Rodents of the arid Northern Territory: conservation status and distribution
Jeffry R. Cole and J. C. Z. Woinarski
27(4) 437 - 449
At the time of European entry, 18 species of rodent occurred in the arid zone of the Northern Territory, including two endemic species, Zyzomys pedunculatus and Pseudomys johnsoni. The tally is somewhat inflated, as the arid Northern Territory is on the margins of the distribution for seven of these species.
The historical record for this fauna is generally reasonably good, due to important collections around the end of the nineteenth century, some landmark studies (notably by H.H. Finlayson) earlier this century, documentation of Aboriginal knowledge, and the recent discovery and analysis of fossil and sub-fossil deposits. Notwithstanding this good historical baseline, recent research has added three native species to the fauna, and re-discovered one species, Z. pedunculatus, earlier feared extinct.

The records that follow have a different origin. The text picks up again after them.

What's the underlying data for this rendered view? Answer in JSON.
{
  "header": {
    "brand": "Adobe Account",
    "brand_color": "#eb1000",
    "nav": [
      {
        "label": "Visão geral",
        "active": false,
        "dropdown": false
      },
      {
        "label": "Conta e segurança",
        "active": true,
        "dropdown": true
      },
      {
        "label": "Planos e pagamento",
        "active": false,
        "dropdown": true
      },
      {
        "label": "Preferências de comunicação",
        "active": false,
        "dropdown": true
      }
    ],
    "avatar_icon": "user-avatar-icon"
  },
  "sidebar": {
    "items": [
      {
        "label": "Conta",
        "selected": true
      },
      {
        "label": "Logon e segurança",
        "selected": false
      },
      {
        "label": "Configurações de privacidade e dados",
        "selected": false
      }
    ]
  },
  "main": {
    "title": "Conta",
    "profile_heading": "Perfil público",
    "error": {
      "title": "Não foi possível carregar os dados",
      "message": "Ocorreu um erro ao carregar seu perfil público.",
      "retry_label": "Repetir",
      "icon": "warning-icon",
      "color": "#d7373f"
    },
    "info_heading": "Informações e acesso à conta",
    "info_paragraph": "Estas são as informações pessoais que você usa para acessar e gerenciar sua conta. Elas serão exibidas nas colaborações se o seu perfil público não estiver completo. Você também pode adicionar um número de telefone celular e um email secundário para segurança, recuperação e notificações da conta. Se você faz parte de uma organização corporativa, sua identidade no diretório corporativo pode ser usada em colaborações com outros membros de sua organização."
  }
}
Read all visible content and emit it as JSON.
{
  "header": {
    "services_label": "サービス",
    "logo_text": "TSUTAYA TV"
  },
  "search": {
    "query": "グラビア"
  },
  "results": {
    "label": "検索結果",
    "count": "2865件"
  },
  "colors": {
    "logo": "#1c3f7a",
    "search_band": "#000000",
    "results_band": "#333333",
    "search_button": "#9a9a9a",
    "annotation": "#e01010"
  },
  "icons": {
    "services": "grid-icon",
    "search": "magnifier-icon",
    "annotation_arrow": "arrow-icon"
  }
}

Over the last 200 years, four species (Leporillus apicalis, Notomys amplus, N. longicaudatus and Pseudomys fieldi) have disappeared, and a further five species (N. cervinus, N. fuscus, P. australis, Rattus tunneyi and Z. pedunculatus) have declined considerably, with several of these perhaps no longer present in the area. The decline in this rodent fauna is matched, or indeed surpassed, by declines in the arid-zone bandicoots, small macropods and large dasyurids. But notably the small dasyurids have generally suffered few declines. There has been differential decline within the rodent fauna, with declines mainly affecting larger species, species with the most idiosyncratic diets, and species occurring mainly in tussock grasslands and gibber plains.
The main conservation and management actions required to safeguard what is left of this fauna are carefully targetted studies examining the effect of threatening processes, complemented by landscape-wide amelioration of these threats. Additional autecological studies are also needed for some species, and some exceptionally poorly known areas should be surveyed. Current work examining the distribution, ecology and management requirements of the endangered Z. pedunculatus is a major priority.
Full text doi:10.1071/WR97053
© CSIRO 2000